START Source data

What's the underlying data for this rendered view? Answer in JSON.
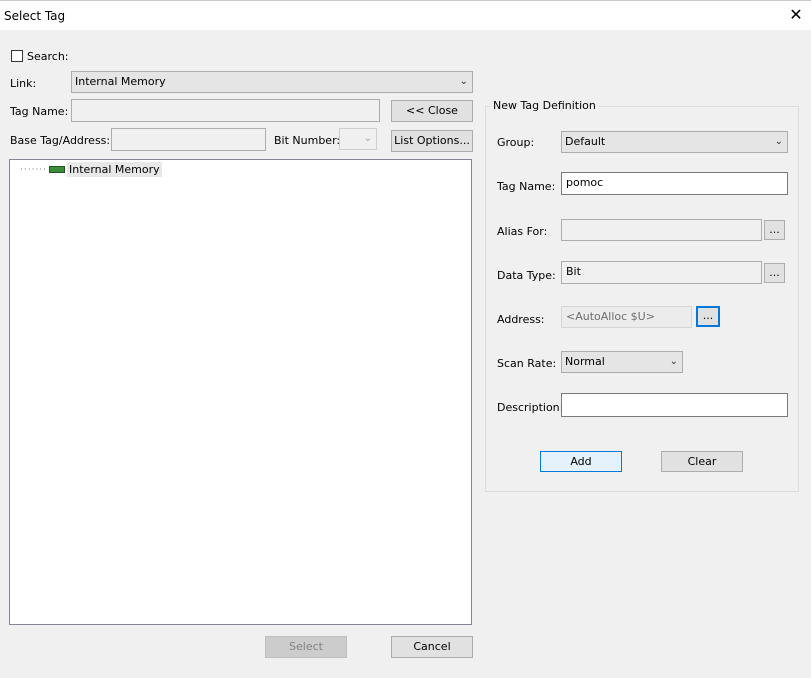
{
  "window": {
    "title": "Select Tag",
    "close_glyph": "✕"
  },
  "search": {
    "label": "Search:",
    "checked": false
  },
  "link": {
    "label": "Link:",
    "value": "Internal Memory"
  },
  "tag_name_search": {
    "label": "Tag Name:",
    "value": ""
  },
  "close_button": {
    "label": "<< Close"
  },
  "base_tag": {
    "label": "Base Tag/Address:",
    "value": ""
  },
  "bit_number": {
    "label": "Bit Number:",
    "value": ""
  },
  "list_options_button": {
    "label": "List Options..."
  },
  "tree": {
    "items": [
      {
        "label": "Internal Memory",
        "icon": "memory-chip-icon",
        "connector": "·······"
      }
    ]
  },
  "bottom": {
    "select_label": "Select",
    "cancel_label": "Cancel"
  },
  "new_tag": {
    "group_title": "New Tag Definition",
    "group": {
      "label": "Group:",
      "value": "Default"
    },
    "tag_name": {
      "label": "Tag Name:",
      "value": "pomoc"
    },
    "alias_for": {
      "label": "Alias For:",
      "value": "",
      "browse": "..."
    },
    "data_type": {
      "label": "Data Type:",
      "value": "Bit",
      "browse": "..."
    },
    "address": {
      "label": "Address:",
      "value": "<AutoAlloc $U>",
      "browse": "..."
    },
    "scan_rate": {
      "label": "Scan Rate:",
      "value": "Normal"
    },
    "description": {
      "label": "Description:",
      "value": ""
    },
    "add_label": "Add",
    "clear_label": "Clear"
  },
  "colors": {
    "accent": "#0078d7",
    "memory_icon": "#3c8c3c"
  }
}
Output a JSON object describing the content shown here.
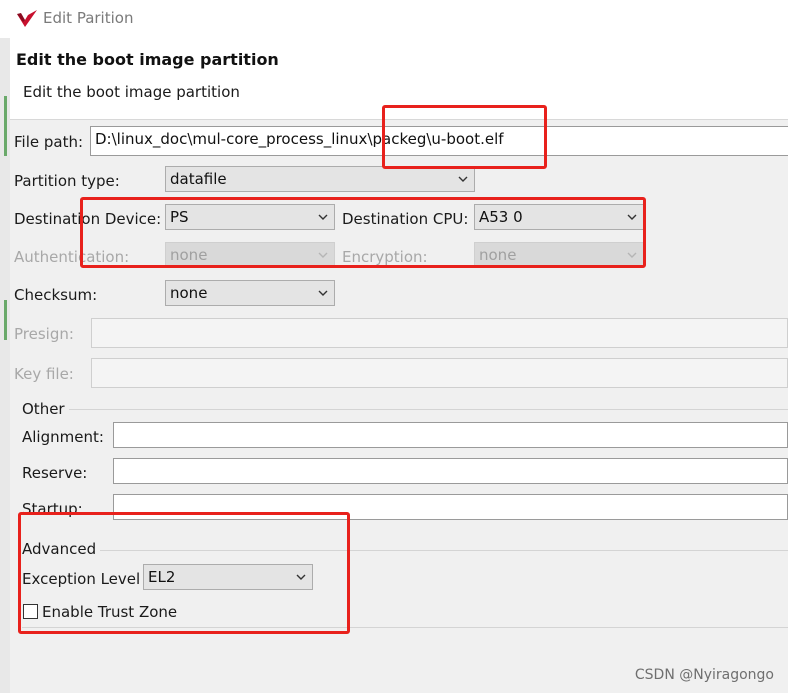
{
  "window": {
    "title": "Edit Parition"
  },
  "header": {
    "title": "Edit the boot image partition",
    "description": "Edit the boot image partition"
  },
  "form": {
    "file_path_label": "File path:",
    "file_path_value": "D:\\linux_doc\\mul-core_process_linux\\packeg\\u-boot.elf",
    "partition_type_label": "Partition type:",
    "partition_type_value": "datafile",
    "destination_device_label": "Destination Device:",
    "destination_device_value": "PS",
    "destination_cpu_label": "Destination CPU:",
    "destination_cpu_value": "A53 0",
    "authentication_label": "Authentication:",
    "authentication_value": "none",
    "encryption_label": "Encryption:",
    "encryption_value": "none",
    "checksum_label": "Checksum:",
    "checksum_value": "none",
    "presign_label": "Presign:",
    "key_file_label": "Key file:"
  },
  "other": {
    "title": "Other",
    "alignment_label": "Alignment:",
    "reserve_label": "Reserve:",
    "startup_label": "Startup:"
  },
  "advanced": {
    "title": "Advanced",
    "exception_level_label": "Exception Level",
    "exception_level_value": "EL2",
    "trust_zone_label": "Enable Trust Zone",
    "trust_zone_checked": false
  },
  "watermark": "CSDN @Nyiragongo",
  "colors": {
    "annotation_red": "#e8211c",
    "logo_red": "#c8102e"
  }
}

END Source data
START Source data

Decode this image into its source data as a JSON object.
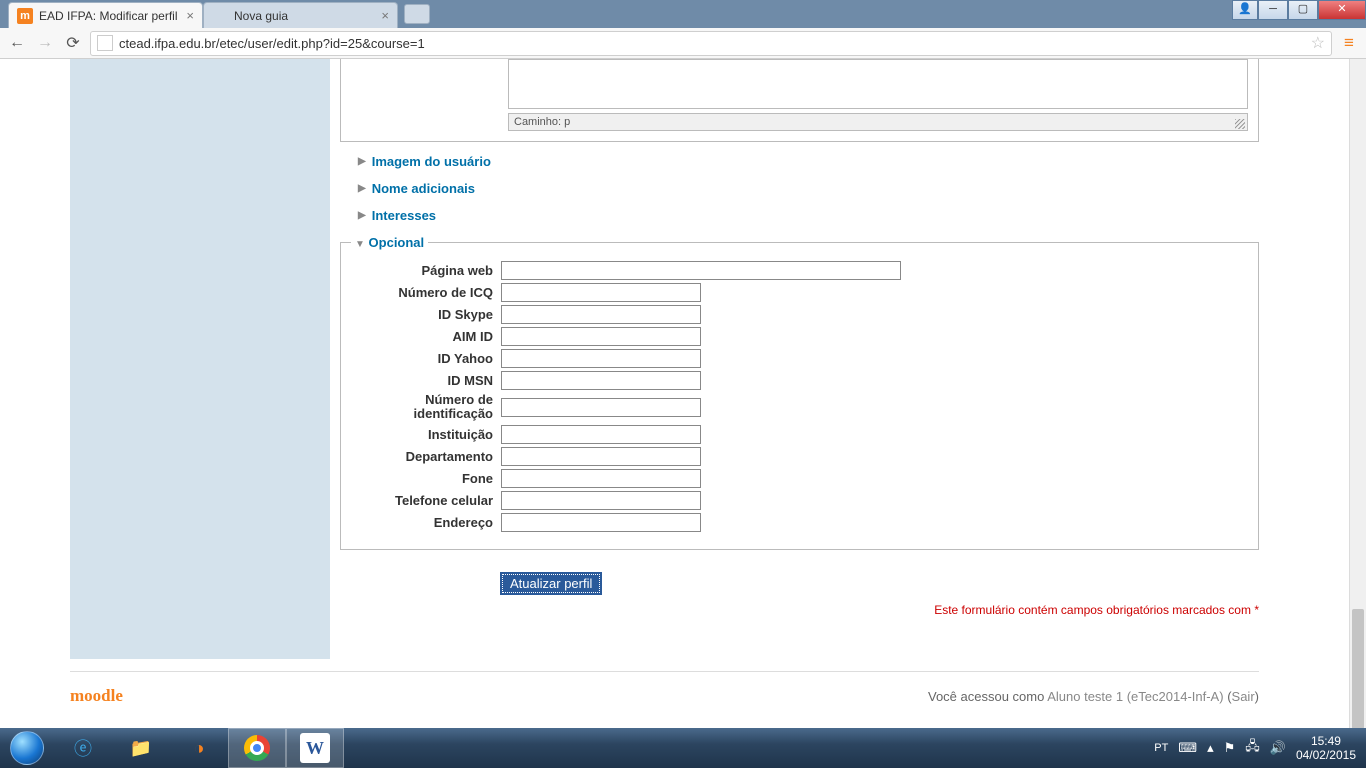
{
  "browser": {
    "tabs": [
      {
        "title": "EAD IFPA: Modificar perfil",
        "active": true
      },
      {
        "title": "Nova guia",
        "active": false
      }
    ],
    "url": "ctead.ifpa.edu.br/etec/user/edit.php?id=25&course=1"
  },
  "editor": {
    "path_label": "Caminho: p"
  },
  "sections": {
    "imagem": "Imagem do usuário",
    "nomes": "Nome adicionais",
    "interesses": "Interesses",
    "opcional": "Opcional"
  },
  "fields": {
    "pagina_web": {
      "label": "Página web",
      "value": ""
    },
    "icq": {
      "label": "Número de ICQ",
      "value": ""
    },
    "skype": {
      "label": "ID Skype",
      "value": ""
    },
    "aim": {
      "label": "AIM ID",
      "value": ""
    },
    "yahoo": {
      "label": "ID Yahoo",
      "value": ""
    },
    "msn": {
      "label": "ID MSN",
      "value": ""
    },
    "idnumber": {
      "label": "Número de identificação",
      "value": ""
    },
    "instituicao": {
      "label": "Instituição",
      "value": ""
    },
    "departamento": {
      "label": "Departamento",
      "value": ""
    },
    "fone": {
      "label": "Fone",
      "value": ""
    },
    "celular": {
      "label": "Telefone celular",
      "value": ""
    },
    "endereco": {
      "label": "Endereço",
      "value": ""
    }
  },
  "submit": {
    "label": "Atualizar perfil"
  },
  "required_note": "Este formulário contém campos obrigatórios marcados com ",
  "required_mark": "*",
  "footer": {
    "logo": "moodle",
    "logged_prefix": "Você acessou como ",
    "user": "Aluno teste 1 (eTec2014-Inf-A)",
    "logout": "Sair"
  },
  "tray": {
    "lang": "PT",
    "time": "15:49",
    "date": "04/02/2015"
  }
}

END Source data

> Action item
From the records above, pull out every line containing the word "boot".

> Written answer
    "title": "Edit the boot image partition",
    "description": "Edit the boot image partition"
    "file_path_value": "D:\\linux_doc\\mul-core_process_linux\\packeg\\u-boot.elf",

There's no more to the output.